* **Extracted entries**:
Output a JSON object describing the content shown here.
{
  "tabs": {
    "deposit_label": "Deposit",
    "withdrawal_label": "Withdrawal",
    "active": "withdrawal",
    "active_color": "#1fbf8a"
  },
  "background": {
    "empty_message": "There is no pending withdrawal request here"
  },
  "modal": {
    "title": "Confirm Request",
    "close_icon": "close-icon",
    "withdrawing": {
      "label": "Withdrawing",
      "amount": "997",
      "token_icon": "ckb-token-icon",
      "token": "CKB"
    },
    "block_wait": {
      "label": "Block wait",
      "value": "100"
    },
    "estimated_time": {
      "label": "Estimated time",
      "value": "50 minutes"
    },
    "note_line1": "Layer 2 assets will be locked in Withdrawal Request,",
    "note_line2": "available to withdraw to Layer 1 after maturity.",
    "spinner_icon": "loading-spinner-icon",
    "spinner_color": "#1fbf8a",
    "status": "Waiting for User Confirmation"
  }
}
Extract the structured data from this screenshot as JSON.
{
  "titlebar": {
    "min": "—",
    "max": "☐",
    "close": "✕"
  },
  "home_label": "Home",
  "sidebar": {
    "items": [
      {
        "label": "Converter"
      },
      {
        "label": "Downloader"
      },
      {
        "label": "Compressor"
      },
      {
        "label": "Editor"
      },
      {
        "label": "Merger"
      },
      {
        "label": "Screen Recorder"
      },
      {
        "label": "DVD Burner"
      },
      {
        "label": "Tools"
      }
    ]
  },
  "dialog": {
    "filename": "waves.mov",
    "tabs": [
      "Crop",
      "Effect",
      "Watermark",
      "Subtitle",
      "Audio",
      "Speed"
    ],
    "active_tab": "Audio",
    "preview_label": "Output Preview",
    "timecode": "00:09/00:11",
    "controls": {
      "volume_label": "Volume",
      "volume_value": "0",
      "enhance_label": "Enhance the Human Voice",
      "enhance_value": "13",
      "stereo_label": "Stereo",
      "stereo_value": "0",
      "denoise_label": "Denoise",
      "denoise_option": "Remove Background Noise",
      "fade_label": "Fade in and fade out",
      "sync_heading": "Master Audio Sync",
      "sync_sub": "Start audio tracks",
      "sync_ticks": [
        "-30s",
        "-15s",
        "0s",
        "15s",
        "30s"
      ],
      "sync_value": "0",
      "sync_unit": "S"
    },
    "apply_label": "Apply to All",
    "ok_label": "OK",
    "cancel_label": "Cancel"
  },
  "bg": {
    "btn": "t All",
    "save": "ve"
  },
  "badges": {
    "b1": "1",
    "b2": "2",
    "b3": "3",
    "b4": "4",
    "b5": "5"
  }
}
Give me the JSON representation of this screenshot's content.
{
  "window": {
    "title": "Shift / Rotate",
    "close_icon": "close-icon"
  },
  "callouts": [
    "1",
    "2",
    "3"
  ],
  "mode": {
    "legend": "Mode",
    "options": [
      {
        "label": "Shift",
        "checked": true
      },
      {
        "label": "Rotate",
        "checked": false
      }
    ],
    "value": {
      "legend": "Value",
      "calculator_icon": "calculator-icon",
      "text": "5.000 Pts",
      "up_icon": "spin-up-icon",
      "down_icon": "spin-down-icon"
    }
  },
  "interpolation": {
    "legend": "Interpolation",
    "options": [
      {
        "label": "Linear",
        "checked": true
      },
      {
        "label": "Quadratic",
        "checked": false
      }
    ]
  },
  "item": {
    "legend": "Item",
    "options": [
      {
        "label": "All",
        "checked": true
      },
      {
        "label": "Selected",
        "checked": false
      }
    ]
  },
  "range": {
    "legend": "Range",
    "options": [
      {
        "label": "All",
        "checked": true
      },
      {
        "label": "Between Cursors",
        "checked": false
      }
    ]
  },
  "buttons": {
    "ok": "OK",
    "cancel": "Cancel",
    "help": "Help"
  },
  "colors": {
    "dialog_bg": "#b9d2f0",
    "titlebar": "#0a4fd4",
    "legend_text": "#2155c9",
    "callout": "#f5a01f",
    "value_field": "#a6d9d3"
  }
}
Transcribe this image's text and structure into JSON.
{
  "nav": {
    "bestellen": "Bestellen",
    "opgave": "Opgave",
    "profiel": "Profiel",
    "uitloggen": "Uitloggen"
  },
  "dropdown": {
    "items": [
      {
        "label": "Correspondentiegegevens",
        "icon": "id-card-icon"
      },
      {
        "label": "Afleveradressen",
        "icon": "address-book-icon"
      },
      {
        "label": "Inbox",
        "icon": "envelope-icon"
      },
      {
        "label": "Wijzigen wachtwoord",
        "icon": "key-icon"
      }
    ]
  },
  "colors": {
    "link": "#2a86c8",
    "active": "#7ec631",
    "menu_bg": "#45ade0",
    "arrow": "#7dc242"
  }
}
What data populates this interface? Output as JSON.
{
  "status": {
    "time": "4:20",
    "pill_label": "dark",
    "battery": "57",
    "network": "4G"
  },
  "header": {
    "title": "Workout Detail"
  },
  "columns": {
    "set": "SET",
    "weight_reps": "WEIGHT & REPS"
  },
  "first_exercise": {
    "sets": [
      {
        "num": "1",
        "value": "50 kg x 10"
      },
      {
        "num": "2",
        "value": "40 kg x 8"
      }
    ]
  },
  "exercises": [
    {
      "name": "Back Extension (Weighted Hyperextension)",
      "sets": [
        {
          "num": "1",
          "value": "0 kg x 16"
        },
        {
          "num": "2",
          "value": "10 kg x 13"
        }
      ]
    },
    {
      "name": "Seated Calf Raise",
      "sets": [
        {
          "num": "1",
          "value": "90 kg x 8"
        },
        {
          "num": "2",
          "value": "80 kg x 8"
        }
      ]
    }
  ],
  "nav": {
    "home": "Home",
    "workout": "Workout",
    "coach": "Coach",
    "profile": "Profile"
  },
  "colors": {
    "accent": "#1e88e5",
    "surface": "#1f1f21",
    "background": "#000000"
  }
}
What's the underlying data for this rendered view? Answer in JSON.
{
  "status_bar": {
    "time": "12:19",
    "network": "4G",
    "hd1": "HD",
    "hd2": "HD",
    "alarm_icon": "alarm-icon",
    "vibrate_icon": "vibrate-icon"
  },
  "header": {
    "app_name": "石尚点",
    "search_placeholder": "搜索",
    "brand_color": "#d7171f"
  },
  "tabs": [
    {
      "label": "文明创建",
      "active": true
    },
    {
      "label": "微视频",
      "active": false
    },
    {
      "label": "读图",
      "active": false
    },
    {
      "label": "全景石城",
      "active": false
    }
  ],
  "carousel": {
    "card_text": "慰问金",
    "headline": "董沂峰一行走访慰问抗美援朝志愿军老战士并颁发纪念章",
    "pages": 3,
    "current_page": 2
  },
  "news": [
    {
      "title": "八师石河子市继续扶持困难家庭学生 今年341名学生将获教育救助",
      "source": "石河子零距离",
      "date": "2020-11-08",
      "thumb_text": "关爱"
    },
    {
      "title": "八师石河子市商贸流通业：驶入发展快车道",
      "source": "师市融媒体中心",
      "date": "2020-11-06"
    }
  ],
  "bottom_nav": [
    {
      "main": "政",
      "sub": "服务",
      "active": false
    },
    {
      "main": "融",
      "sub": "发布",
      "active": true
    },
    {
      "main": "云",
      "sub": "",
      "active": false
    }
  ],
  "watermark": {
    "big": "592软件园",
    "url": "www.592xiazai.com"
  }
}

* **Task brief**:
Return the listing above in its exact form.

* **Reply to the exercise**:
Output a JSON object describing the content shown here.
{
  "tabs": {
    "deposit_label": "Deposit",
    "withdrawal_label": "Withdrawal",
    "active": "withdrawal",
    "active_color": "#1fbf8a"
  },
  "background": {
    "empty_message": "There is no pending withdrawal request here"
  },
  "modal": {
    "title": "Confirm Request",
    "close_icon": "close-icon",
    "withdrawing": {
      "label": "Withdrawing",
      "amount": "997",
      "token_icon": "ckb-token-icon",
      "token": "CKB"
    },
    "block_wait": {
      "label": "Block wait",
      "value": "100"
    },
    "estimated_time": {
      "label": "Estimated time",
      "value": "50 minutes"
    },
    "note_line1": "Layer 2 assets will be locked in Withdrawal Request,",
    "note_line2": "available to withdraw to Layer 1 after maturity.",
    "spinner_icon": "loading-spinner-icon",
    "spinner_color": "#1fbf8a",
    "status": "Waiting for User Confirmation"
  }
}
Extract the structured data from this screenshot as JSON.
{
  "titlebar": {
    "min": "—",
    "max": "☐",
    "close": "✕"
  },
  "home_label": "Home",
  "sidebar": {
    "items": [
      {
        "label": "Converter"
      },
      {
        "label": "Downloader"
      },
      {
        "label": "Compressor"
      },
      {
        "label": "Editor"
      },
      {
        "label": "Merger"
      },
      {
        "label": "Screen Recorder"
      },
      {
        "label": "DVD Burner"
      },
      {
        "label": "Tools"
      }
    ]
  },
  "dialog": {
    "filename": "waves.mov",
    "tabs": [
      "Crop",
      "Effect",
      "Watermark",
      "Subtitle",
      "Audio",
      "Speed"
    ],
    "active_tab": "Audio",
    "preview_label": "Output Preview",
    "timecode": "00:09/00:11",
    "controls": {
      "volume_label": "Volume",
      "volume_value": "0",
      "enhance_label": "Enhance the Human Voice",
      "enhance_value": "13",
      "stereo_label": "Stereo",
      "stereo_value": "0",
      "denoise_label": "Denoise",
      "denoise_option": "Remove Background Noise",
      "fade_label": "Fade in and fade out",
      "sync_heading": "Master Audio Sync",
      "sync_sub": "Start audio tracks",
      "sync_ticks": [
        "-30s",
        "-15s",
        "0s",
        "15s",
        "30s"
      ],
      "sync_value": "0",
      "sync_unit": "S"
    },
    "apply_label": "Apply to All",
    "ok_label": "OK",
    "cancel_label": "Cancel"
  },
  "bg": {
    "btn": "t All",
    "save": "ve"
  },
  "badges": {
    "b1": "1",
    "b2": "2",
    "b3": "3",
    "b4": "4",
    "b5": "5"
  }
}
Give me the JSON representation of this screenshot's content.
{
  "window": {
    "title": "Shift / Rotate",
    "close_icon": "close-icon"
  },
  "callouts": [
    "1",
    "2",
    "3"
  ],
  "mode": {
    "legend": "Mode",
    "options": [
      {
        "label": "Shift",
        "checked": true
      },
      {
        "label": "Rotate",
        "checked": false
      }
    ],
    "value": {
      "legend": "Value",
      "calculator_icon": "calculator-icon",
      "text": "5.000 Pts",
      "up_icon": "spin-up-icon",
      "down_icon": "spin-down-icon"
    }
  },
  "interpolation": {
    "legend": "Interpolation",
    "options": [
      {
        "label": "Linear",
        "checked": true
      },
      {
        "label": "Quadratic",
        "checked": false
      }
    ]
  },
  "item": {
    "legend": "Item",
    "options": [
      {
        "label": "All",
        "checked": true
      },
      {
        "label": "Selected",
        "checked": false
      }
    ]
  },
  "range": {
    "legend": "Range",
    "options": [
      {
        "label": "All",
        "checked": true
      },
      {
        "label": "Between Cursors",
        "checked": false
      }
    ]
  },
  "buttons": {
    "ok": "OK",
    "cancel": "Cancel",
    "help": "Help"
  },
  "colors": {
    "dialog_bg": "#b9d2f0",
    "titlebar": "#0a4fd4",
    "legend_text": "#2155c9",
    "callout": "#f5a01f",
    "value_field": "#a6d9d3"
  }
}
Transcribe this image's text and structure into JSON.
{
  "nav": {
    "bestellen": "Bestellen",
    "opgave": "Opgave",
    "profiel": "Profiel",
    "uitloggen": "Uitloggen"
  },
  "dropdown": {
    "items": [
      {
        "label": "Correspondentiegegevens",
        "icon": "id-card-icon"
      },
      {
        "label": "Afleveradressen",
        "icon": "address-book-icon"
      },
      {
        "label": "Inbox",
        "icon": "envelope-icon"
      },
      {
        "label": "Wijzigen wachtwoord",
        "icon": "key-icon"
      }
    ]
  },
  "colors": {
    "link": "#2a86c8",
    "active": "#7ec631",
    "menu_bg": "#45ade0",
    "arrow": "#7dc242"
  }
}
What data populates this interface? Output as JSON.
{
  "status": {
    "time": "4:20",
    "pill_label": "dark",
    "battery": "57",
    "network": "4G"
  },
  "header": {
    "title": "Workout Detail"
  },
  "columns": {
    "set": "SET",
    "weight_reps": "WEIGHT & REPS"
  },
  "first_exercise": {
    "sets": [
      {
        "num": "1",
        "value": "50 kg x 10"
      },
      {
        "num": "2",
        "value": "40 kg x 8"
      }
    ]
  },
  "exercises": [
    {
      "name": "Back Extension (Weighted Hyperextension)",
      "sets": [
        {
          "num": "1",
          "value": "0 kg x 16"
        },
        {
          "num": "2",
          "value": "10 kg x 13"
        }
      ]
    },
    {
      "name": "Seated Calf Raise",
      "sets": [
        {
          "num": "1",
          "value": "90 kg x 8"
        },
        {
          "num": "2",
          "value": "80 kg x 8"
        }
      ]
    }
  ],
  "nav": {
    "home": "Home",
    "workout": "Workout",
    "coach": "Coach",
    "profile": "Profile"
  },
  "colors": {
    "accent": "#1e88e5",
    "surface": "#1f1f21",
    "background": "#000000"
  }
}
What's the underlying data for this rendered view? Answer in JSON.
{
  "status_bar": {
    "time": "12:19",
    "network": "4G",
    "hd1": "HD",
    "hd2": "HD",
    "alarm_icon": "alarm-icon",
    "vibrate_icon": "vibrate-icon"
  },
  "header": {
    "app_name": "石尚点",
    "search_placeholder": "搜索",
    "brand_color": "#d7171f"
  },
  "tabs": [
    {
      "label": "文明创建",
      "active": true
    },
    {
      "label": "微视频",
      "active": false
    },
    {
      "label": "读图",
      "active": false
    },
    {
      "label": "全景石城",
      "active": false
    }
  ],
  "carousel": {
    "card_text": "慰问金",
    "headline": "董沂峰一行走访慰问抗美援朝志愿军老战士并颁发纪念章",
    "pages": 3,
    "current_page": 2
  },
  "news": [
    {
      "title": "八师石河子市继续扶持困难家庭学生 今年341名学生将获教育救助",
      "source": "石河子零距离",
      "date": "2020-11-08",
      "thumb_text": "关爱"
    },
    {
      "title": "八师石河子市商贸流通业：驶入发展快车道",
      "source": "师市融媒体中心",
      "date": "2020-11-06"
    }
  ],
  "bottom_nav": [
    {
      "main": "政",
      "sub": "服务",
      "active": false
    },
    {
      "main": "融",
      "sub": "发布",
      "active": true
    },
    {
      "main": "云",
      "sub": "",
      "active": false
    }
  ],
  "watermark": {
    "big": "592软件园",
    "url": "www.592xiazai.com"
  }
}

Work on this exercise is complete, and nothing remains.